The Royal Canadian Air Force and a Quebec drilling company teamed up to help rescue two miners in the Dominican Republic that were trapped underground.
Master Cpl. Shane Dich, a traffic technician with the air force, says 8 Wing Trenton snapped into action quickly to transport crucial excavation equipment from a drilling company in Val D'Or down to the island nation to get the miners out.
Finding out the miners were safely removed "was probably the single most relief I've ever had," said Dich. "This is what we've trained for."
Dich said he got a call on Aug. 4 telling him to be ready within 24 hours.
His job was to go to Val D'Or and see if the giant drill was deployable to the Dominican Republic. The drill weighed thousands of pounds and had to be transported on a C-17 aircraft.
"It's a situation or something that had never been done before," said Dich, and "time was of the essence to get all this stuff there all at once."
Christian St-Amour, the operations manager at Machine Roger, the company that provided the drill, said they have a special drill head that is wider than many others on the market — about 76 centimetres in diameter — and it can drill a hole wide enough to pull a person through.

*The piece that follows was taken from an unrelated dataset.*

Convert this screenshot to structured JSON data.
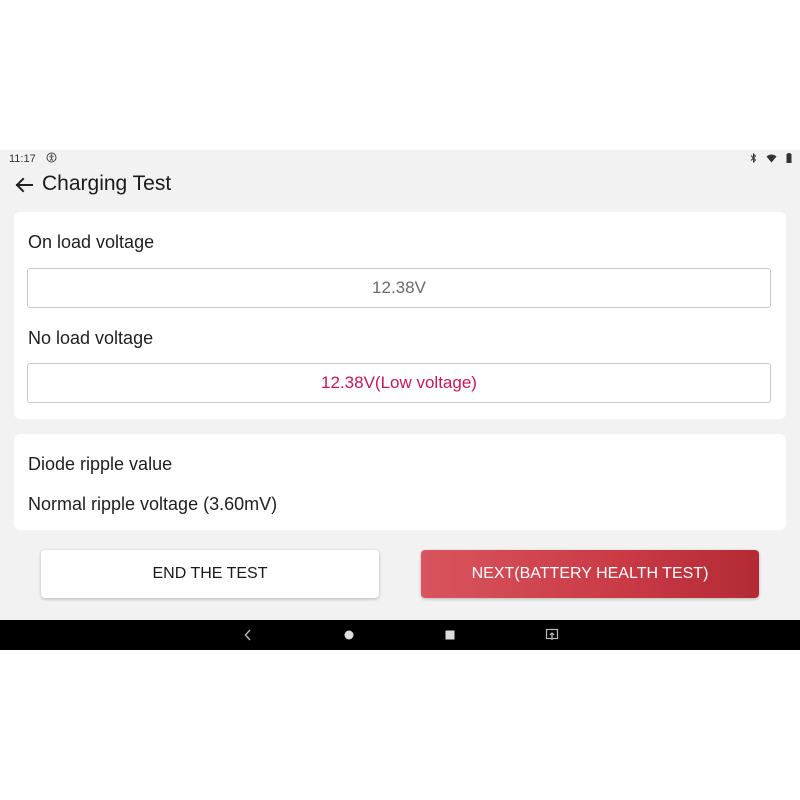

St-Amour and four other staff flew to the Dominican Republic in the C-17 with the drill. He said that despite the work they put into planning the shipment, there were a lot of unknowns about the conditions on the ground that made the task daunting.
"That was a lot of pressure," said St-Amour.
He said he saw when the rock in between the miners and freedom broke, and heard the miners call out to the rescuers. St-Amour said the two miners looked to be "in pretty good shape" as they drove back to the surface.
"The party started right after that. Everybody was happy," said St-Amour.
The two miners with the Dominican Mining Corporation, Gregores Mendez and Carlos Yepez, were trapped in the underground Cerro de Maimon mine from July 31 to Aug. 9.